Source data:
--*--

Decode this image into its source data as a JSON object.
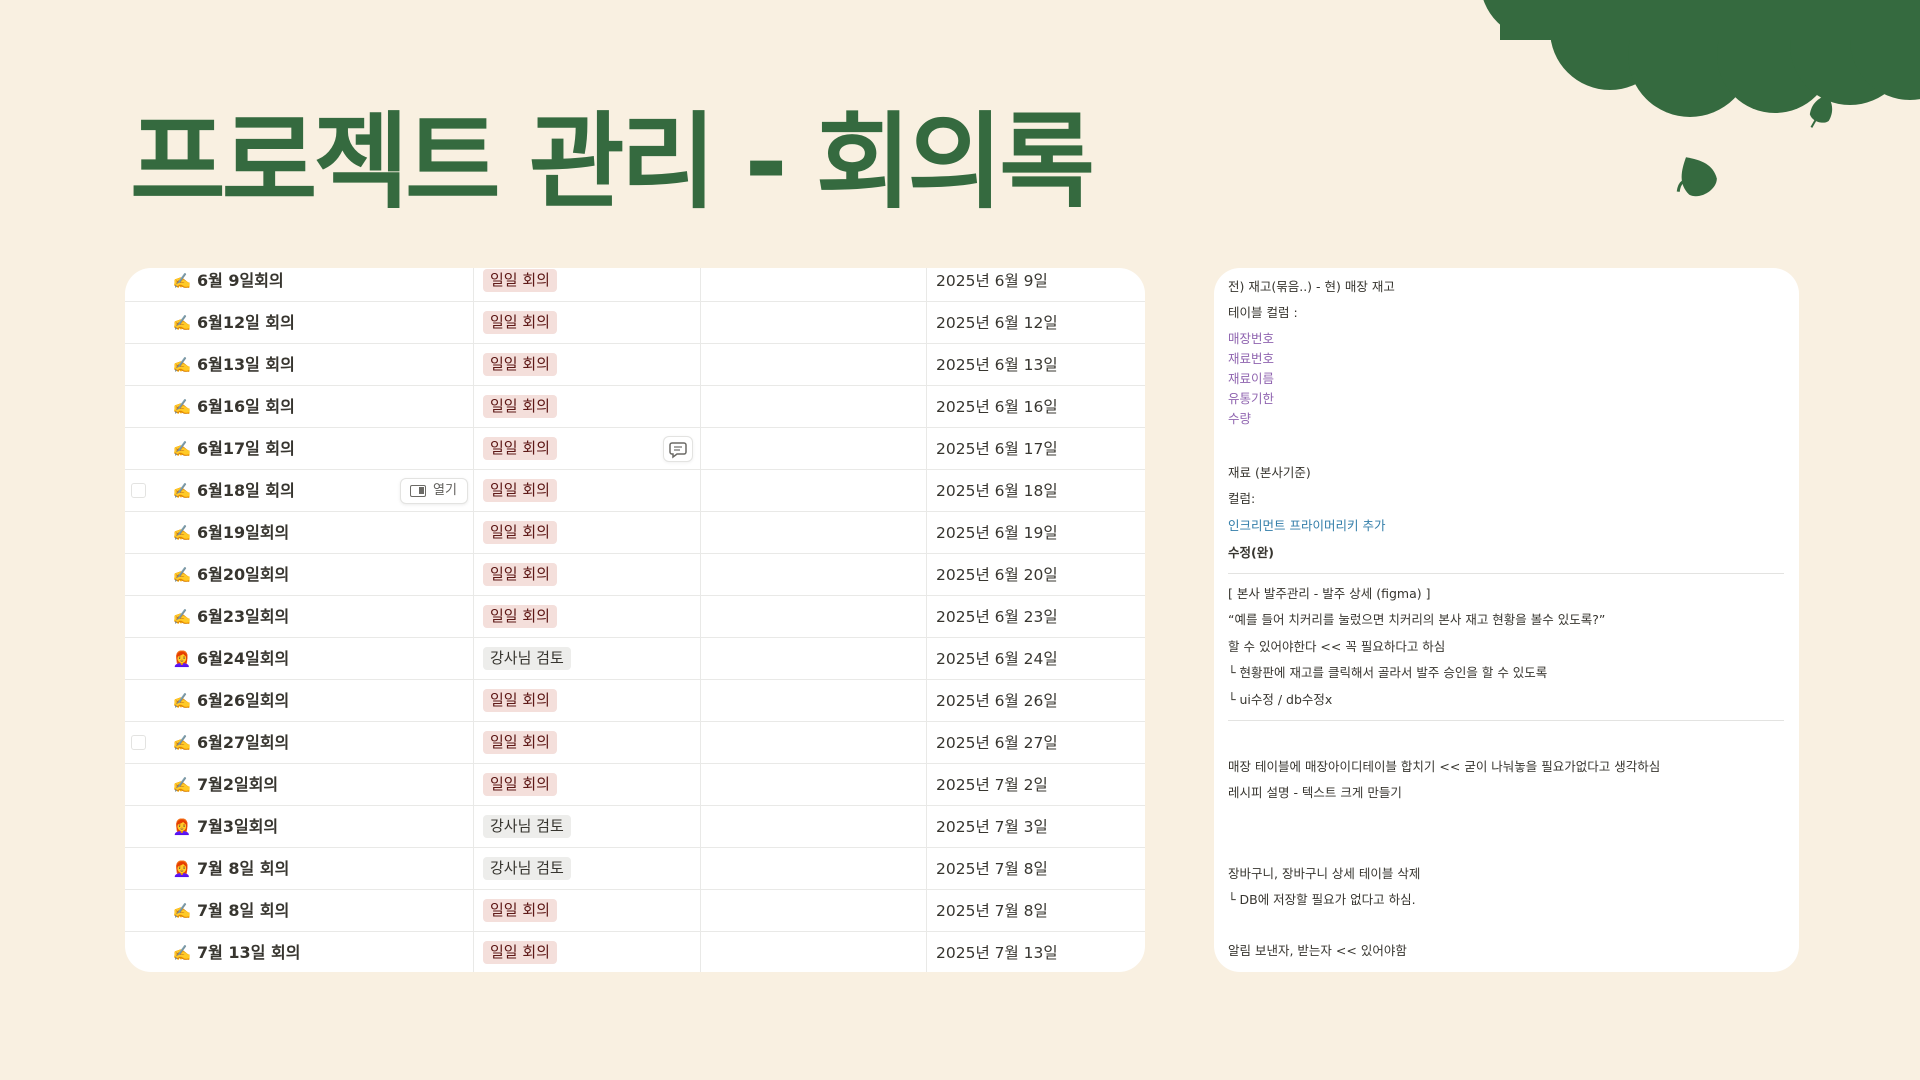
{
  "title": "프로젝트 관리 - 회의록",
  "colors": {
    "background": "#f9f0e1",
    "brand_green": "#356a3f",
    "tag_daily_bg": "#f4dfdb",
    "tag_review_bg": "#ededeb",
    "note_purple": "#9065b0",
    "note_blue": "#337ea9"
  },
  "table": {
    "open_label": "열기",
    "rows": [
      {
        "icon": "✍️",
        "icon_name": "writing-hand-icon",
        "name": "6월 9일회의",
        "tag": "일일 회의",
        "tag_type": "daily",
        "date": "2025년 6월 9일"
      },
      {
        "icon": "✍️",
        "icon_name": "writing-hand-icon",
        "name": "6월12일 회의",
        "tag": "일일 회의",
        "tag_type": "daily",
        "date": "2025년 6월 12일"
      },
      {
        "icon": "✍️",
        "icon_name": "writing-hand-icon",
        "name": "6월13일 회의",
        "tag": "일일 회의",
        "tag_type": "daily",
        "date": "2025년 6월 13일"
      },
      {
        "icon": "✍️",
        "icon_name": "writing-hand-icon",
        "name": "6월16일 회의",
        "tag": "일일 회의",
        "tag_type": "daily",
        "date": "2025년 6월 16일"
      },
      {
        "icon": "✍️",
        "icon_name": "writing-hand-icon",
        "name": "6월17일 회의",
        "tag": "일일 회의",
        "tag_type": "daily",
        "date": "2025년 6월 17일",
        "comment": true
      },
      {
        "icon": "✍️",
        "icon_name": "writing-hand-icon",
        "name": "6월18일 회의",
        "tag": "일일 회의",
        "tag_type": "daily",
        "date": "2025년 6월 18일",
        "hovered": true
      },
      {
        "icon": "✍️",
        "icon_name": "writing-hand-icon",
        "name": "6월19일회의",
        "tag": "일일 회의",
        "tag_type": "daily",
        "date": "2025년 6월 19일"
      },
      {
        "icon": "✍️",
        "icon_name": "writing-hand-icon",
        "name": "6월20일회의",
        "tag": "일일 회의",
        "tag_type": "daily",
        "date": "2025년 6월 20일"
      },
      {
        "icon": "✍️",
        "icon_name": "writing-hand-icon",
        "name": "6월23일회의",
        "tag": "일일 회의",
        "tag_type": "daily",
        "date": "2025년 6월 23일"
      },
      {
        "icon": "👩‍🦰",
        "icon_name": "person-icon",
        "name": "6월24일회의",
        "tag": "강사님 검토",
        "tag_type": "review",
        "date": "2025년 6월 24일"
      },
      {
        "icon": "✍️",
        "icon_name": "writing-hand-icon",
        "name": "6월26일회의",
        "tag": "일일 회의",
        "tag_type": "daily",
        "date": "2025년 6월 26일"
      },
      {
        "icon": "✍️",
        "icon_name": "writing-hand-icon",
        "name": "6월27일회의",
        "tag": "일일 회의",
        "tag_type": "daily",
        "date": "2025년 6월 27일",
        "checkbox": true
      },
      {
        "icon": "✍️",
        "icon_name": "writing-hand-icon",
        "name": "7월2일회의",
        "tag": "일일 회의",
        "tag_type": "daily",
        "date": "2025년 7월 2일"
      },
      {
        "icon": "👩‍🦰",
        "icon_name": "person-icon",
        "name": "7월3일회의",
        "tag": "강사님 검토",
        "tag_type": "review",
        "date": "2025년 7월 3일"
      },
      {
        "icon": "👩‍🦰",
        "icon_name": "person-icon",
        "name": "7월 8일 회의",
        "tag": "강사님 검토",
        "tag_type": "review",
        "date": "2025년 7월 8일"
      },
      {
        "icon": "✍️",
        "icon_name": "writing-hand-icon",
        "name": "7월 8일 회의",
        "tag": "일일 회의",
        "tag_type": "daily",
        "date": "2025년 7월 8일"
      },
      {
        "icon": "✍️",
        "icon_name": "writing-hand-icon",
        "name": "7월 13일 회의",
        "tag": "일일 회의",
        "tag_type": "daily",
        "date": "2025년 7월 13일"
      }
    ]
  },
  "notes": {
    "lines": [
      {
        "text": "전) 재고(묶음..) - 현) 매장 재고",
        "style": ""
      },
      {
        "text": "테이블 컬럼 :",
        "style": ""
      },
      {
        "text": "매장번호",
        "style": "purple"
      },
      {
        "text": "재료번호",
        "style": "purple"
      },
      {
        "text": "재료이름",
        "style": "purple"
      },
      {
        "text": "유통기한",
        "style": "purple"
      },
      {
        "text": "수량",
        "style": "purple"
      },
      {
        "text": "재료 (본사기준)",
        "style": ""
      },
      {
        "text": "컬럼:",
        "style": ""
      },
      {
        "text": "인크리먼트 프라이머리키 추가",
        "style": "blue"
      },
      {
        "text": "수정(완)",
        "style": "bold"
      },
      {
        "text": "[ 본사 발주관리 - 발주 상세  (figma) ]",
        "style": ""
      },
      {
        "text": "“예를 들어 치커리를 눌렀으면 치커리의 본사 재고 현황을 볼수 있도록?”",
        "style": ""
      },
      {
        "text": "할 수 있어야한다 << 꼭 필요하다고 하심",
        "style": ""
      },
      {
        "text": "└ 현황판에 재고를 클릭해서 골라서 발주 승인을 할 수 있도록",
        "style": ""
      },
      {
        "text": "└  ui수정 / db수정x",
        "style": ""
      },
      {
        "text": "매장 테이블에 매장아이디테이블 합치기 << 굳이 나눠놓을 필요가없다고 생각하심",
        "style": ""
      },
      {
        "text": "레시피 설명 - 텍스트 크게 만들기",
        "style": ""
      },
      {
        "text": "장바구니, 장바구니 상세 테이블 삭제",
        "style": ""
      },
      {
        "text": "└ DB에 저장할 필요가 없다고 하심.",
        "style": ""
      },
      {
        "text": "알림 보낸자, 받는자 << 있어야함",
        "style": ""
      }
    ]
  }
}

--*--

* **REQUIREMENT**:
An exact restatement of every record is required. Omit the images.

* **SOLUTION TO THE EXERCISE**:
Decode this image into its source data as a JSON object.
{
  "title": "프로젝트 관리 - 회의록",
  "colors": {
    "background": "#f9f0e1",
    "brand_green": "#356a3f",
    "tag_daily_bg": "#f4dfdb",
    "tag_review_bg": "#ededeb",
    "note_purple": "#9065b0",
    "note_blue": "#337ea9"
  },
  "table": {
    "open_label": "열기",
    "rows": [
      {
        "icon": "✍️",
        "icon_name": "writing-hand-icon",
        "name": "6월 9일회의",
        "tag": "일일 회의",
        "tag_type": "daily",
        "date": "2025년 6월 9일"
      },
      {
        "icon": "✍️",
        "icon_name": "writing-hand-icon",
        "name": "6월12일 회의",
        "tag": "일일 회의",
        "tag_type": "daily",
        "date": "2025년 6월 12일"
      },
      {
        "icon": "✍️",
        "icon_name": "writing-hand-icon",
        "name": "6월13일 회의",
        "tag": "일일 회의",
        "tag_type": "daily",
        "date": "2025년 6월 13일"
      },
      {
        "icon": "✍️",
        "icon_name": "writing-hand-icon",
        "name": "6월16일 회의",
        "tag": "일일 회의",
        "tag_type": "daily",
        "date": "2025년 6월 16일"
      },
      {
        "icon": "✍️",
        "icon_name": "writing-hand-icon",
        "name": "6월17일 회의",
        "tag": "일일 회의",
        "tag_type": "daily",
        "date": "2025년 6월 17일",
        "comment": true
      },
      {
        "icon": "✍️",
        "icon_name": "writing-hand-icon",
        "name": "6월18일 회의",
        "tag": "일일 회의",
        "tag_type": "daily",
        "date": "2025년 6월 18일",
        "hovered": true
      },
      {
        "icon": "✍️",
        "icon_name": "writing-hand-icon",
        "name": "6월19일회의",
        "tag": "일일 회의",
        "tag_type": "daily",
        "date": "2025년 6월 19일"
      },
      {
        "icon": "✍️",
        "icon_name": "writing-hand-icon",
        "name": "6월20일회의",
        "tag": "일일 회의",
        "tag_type": "daily",
        "date": "2025년 6월 20일"
      },
      {
        "icon": "✍️",
        "icon_name": "writing-hand-icon",
        "name": "6월23일회의",
        "tag": "일일 회의",
        "tag_type": "daily",
        "date": "2025년 6월 23일"
      },
      {
        "icon": "👩‍🦰",
        "icon_name": "person-icon",
        "name": "6월24일회의",
        "tag": "강사님 검토",
        "tag_type": "review",
        "date": "2025년 6월 24일"
      },
      {
        "icon": "✍️",
        "icon_name": "writing-hand-icon",
        "name": "6월26일회의",
        "tag": "일일 회의",
        "tag_type": "daily",
        "date": "2025년 6월 26일"
      },
      {
        "icon": "✍️",
        "icon_name": "writing-hand-icon",
        "name": "6월27일회의",
        "tag": "일일 회의",
        "tag_type": "daily",
        "date": "2025년 6월 27일",
        "checkbox": true
      },
      {
        "icon": "✍️",
        "icon_name": "writing-hand-icon",
        "name": "7월2일회의",
        "tag": "일일 회의",
        "tag_type": "daily",
        "date": "2025년 7월 2일"
      },
      {
        "icon": "👩‍🦰",
        "icon_name": "person-icon",
        "name": "7월3일회의",
        "tag": "강사님 검토",
        "tag_type": "review",
        "date": "2025년 7월 3일"
      },
      {
        "icon": "👩‍🦰",
        "icon_name": "person-icon",
        "name": "7월 8일 회의",
        "tag": "강사님 검토",
        "tag_type": "review",
        "date": "2025년 7월 8일"
      },
      {
        "icon": "✍️",
        "icon_name": "writing-hand-icon",
        "name": "7월 8일 회의",
        "tag": "일일 회의",
        "tag_type": "daily",
        "date": "2025년 7월 8일"
      },
      {
        "icon": "✍️",
        "icon_name": "writing-hand-icon",
        "name": "7월 13일 회의",
        "tag": "일일 회의",
        "tag_type": "daily",
        "date": "2025년 7월 13일"
      }
    ]
  },
  "notes": {
    "lines": [
      {
        "text": "전) 재고(묶음..) - 현) 매장 재고",
        "style": ""
      },
      {
        "text": "테이블 컬럼 :",
        "style": ""
      },
      {
        "text": "매장번호",
        "style": "purple"
      },
      {
        "text": "재료번호",
        "style": "purple"
      },
      {
        "text": "재료이름",
        "style": "purple"
      },
      {
        "text": "유통기한",
        "style": "purple"
      },
      {
        "text": "수량",
        "style": "purple"
      },
      {
        "text": "재료 (본사기준)",
        "style": ""
      },
      {
        "text": "컬럼:",
        "style": ""
      },
      {
        "text": "인크리먼트 프라이머리키 추가",
        "style": "blue"
      },
      {
        "text": "수정(완)",
        "style": "bold"
      },
      {
        "text": "[ 본사 발주관리 - 발주 상세  (figma) ]",
        "style": ""
      },
      {
        "text": "“예를 들어 치커리를 눌렀으면 치커리의 본사 재고 현황을 볼수 있도록?”",
        "style": ""
      },
      {
        "text": "할 수 있어야한다 << 꼭 필요하다고 하심",
        "style": ""
      },
      {
        "text": "└ 현황판에 재고를 클릭해서 골라서 발주 승인을 할 수 있도록",
        "style": ""
      },
      {
        "text": "└  ui수정 / db수정x",
        "style": ""
      },
      {
        "text": "매장 테이블에 매장아이디테이블 합치기 << 굳이 나눠놓을 필요가없다고 생각하심",
        "style": ""
      },
      {
        "text": "레시피 설명 - 텍스트 크게 만들기",
        "style": ""
      },
      {
        "text": "장바구니, 장바구니 상세 테이블 삭제",
        "style": ""
      },
      {
        "text": "└ DB에 저장할 필요가 없다고 하심.",
        "style": ""
      },
      {
        "text": "알림 보낸자, 받는자 << 있어야함",
        "style": ""
      }
    ]
  }
}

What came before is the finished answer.